  • Stage one is characterized by light sleep and lasts roughly 10 minutes. Brain waves gradually transition totheta waves.
  • Stage two also contains theta waves, however random short bursts of increased frequency called sleep spindles are a defining characteristic of this stage.
  • Stage three and four are very similar and together are considered to be “deep sleep”. In these stages brain activity transitions to delta waves which are the lowest in frequency and highest in amplitude. These two stages combined are also called slow wave sleep (SWS).
  • Stage five, REM sleep, is one of the most interesting stages as brain wave patterns are similar to those seen in relaxed wakefulness. This is referred to as “active sleep” and is the period when most dreaming occurs.
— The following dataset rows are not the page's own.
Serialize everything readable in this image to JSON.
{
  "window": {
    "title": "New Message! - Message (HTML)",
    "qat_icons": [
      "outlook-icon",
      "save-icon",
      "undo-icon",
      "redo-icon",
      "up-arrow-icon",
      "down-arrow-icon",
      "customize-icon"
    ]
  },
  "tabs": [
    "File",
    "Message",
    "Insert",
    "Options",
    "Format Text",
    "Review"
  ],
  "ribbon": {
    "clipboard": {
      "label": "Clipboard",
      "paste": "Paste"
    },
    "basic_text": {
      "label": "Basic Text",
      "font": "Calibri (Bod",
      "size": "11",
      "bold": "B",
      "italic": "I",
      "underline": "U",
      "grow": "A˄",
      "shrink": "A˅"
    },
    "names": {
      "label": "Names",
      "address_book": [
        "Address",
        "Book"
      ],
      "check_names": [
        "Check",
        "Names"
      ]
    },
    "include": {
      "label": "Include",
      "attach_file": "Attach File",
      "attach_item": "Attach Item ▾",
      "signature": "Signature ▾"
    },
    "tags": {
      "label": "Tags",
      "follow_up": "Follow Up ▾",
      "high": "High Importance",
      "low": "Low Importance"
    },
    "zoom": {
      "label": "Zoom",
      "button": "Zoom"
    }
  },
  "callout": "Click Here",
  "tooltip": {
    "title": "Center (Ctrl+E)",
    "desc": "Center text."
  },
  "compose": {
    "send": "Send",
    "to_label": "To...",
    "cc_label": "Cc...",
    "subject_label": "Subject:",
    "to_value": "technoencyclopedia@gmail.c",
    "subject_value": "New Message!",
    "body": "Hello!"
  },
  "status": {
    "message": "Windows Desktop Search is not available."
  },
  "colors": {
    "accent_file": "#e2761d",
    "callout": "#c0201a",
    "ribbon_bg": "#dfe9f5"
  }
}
REM sleep is also thought to play a role in the cognitive development of infants and children as they spend much more of their sleep in REM periods opposed to adults.

During the first half of the night, the largest portion of sleep is spent as SWS, but as the night progresses SWS stages decrease in length while REM stages increase.